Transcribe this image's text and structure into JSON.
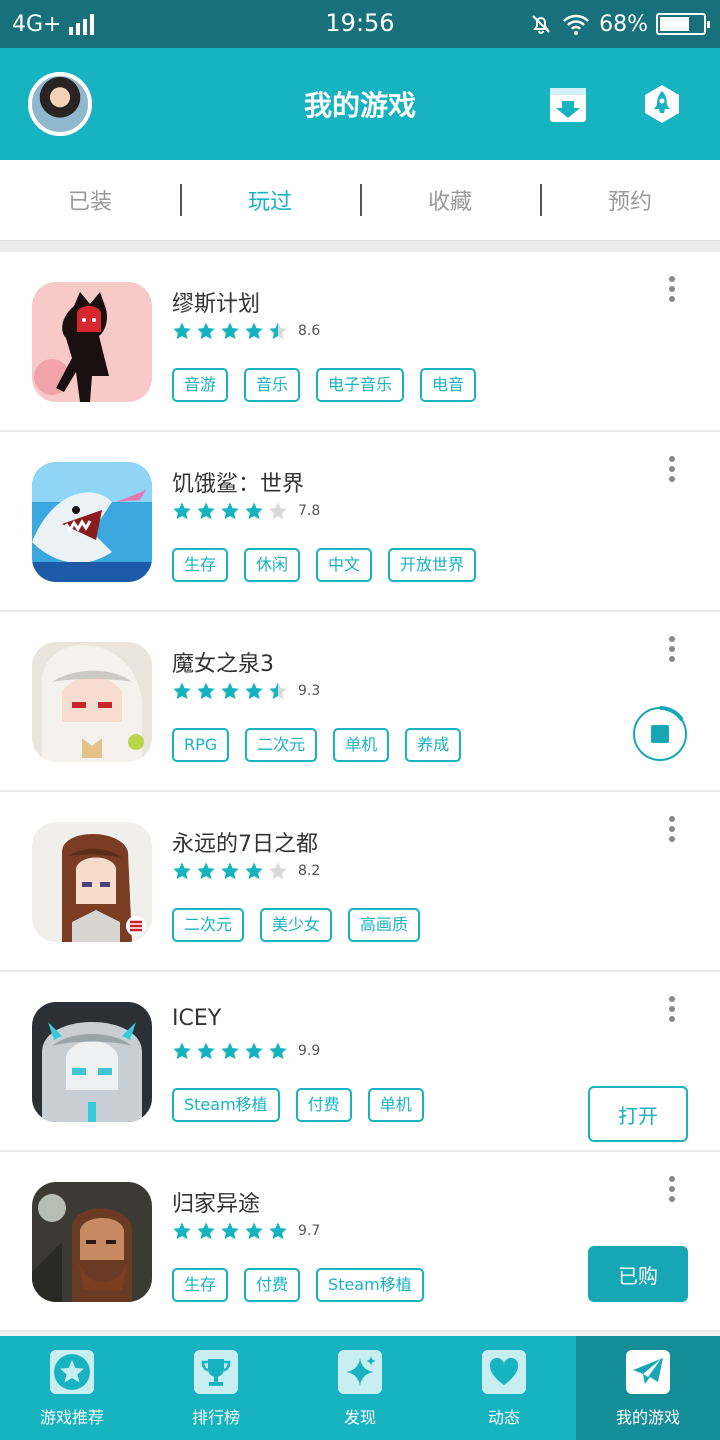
{
  "status_bar": {
    "network": "4G+",
    "time": "19:56",
    "battery": "68%",
    "battery_level": 0.68
  },
  "header": {
    "title": "我的游戏"
  },
  "tabs": [
    {
      "label": "已装",
      "active": false
    },
    {
      "label": "玩过",
      "active": true
    },
    {
      "label": "收藏",
      "active": false
    },
    {
      "label": "预约",
      "active": false
    }
  ],
  "games": [
    {
      "name": "缪斯计划",
      "rating": "8.6",
      "stars": 4.5,
      "tags": [
        "音游",
        "音乐",
        "电子音乐",
        "电音"
      ],
      "action": null
    },
    {
      "name": "饥饿鲨：世界",
      "rating": "7.8",
      "stars": 4,
      "tags": [
        "生存",
        "休闲",
        "中文",
        "开放世界"
      ],
      "action": null
    },
    {
      "name": "魔女之泉3",
      "rating": "9.3",
      "stars": 4.5,
      "tags": [
        "RPG",
        "二次元",
        "单机",
        "养成"
      ],
      "action": "stop"
    },
    {
      "name": "永远的7日之都",
      "rating": "8.2",
      "stars": 4,
      "tags": [
        "二次元",
        "美少女",
        "高画质"
      ],
      "action": null
    },
    {
      "name": "ICEY",
      "rating": "9.9",
      "stars": 5,
      "tags": [
        "Steam移植",
        "付费",
        "单机"
      ],
      "action": "open"
    },
    {
      "name": "归家异途",
      "rating": "9.7",
      "stars": 5,
      "tags": [
        "生存",
        "付费",
        "Steam移植"
      ],
      "action": "bought"
    }
  ],
  "buttons": {
    "open": "打开",
    "bought": "已购"
  },
  "bottom_nav": [
    {
      "label": "游戏推荐",
      "icon": "star-icon",
      "active": false
    },
    {
      "label": "排行榜",
      "icon": "trophy-icon",
      "active": false
    },
    {
      "label": "发现",
      "icon": "sparkle-icon",
      "active": false
    },
    {
      "label": "动态",
      "icon": "heart-icon",
      "active": false
    },
    {
      "label": "我的游戏",
      "icon": "paper-plane-icon",
      "active": true
    }
  ],
  "colors": {
    "accent": "#17b3c0",
    "status_bar": "#17707a",
    "nav_active": "#168e99",
    "star_empty": "#d9d9d9"
  }
}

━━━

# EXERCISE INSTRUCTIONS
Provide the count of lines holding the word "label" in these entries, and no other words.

# SOLUTION
9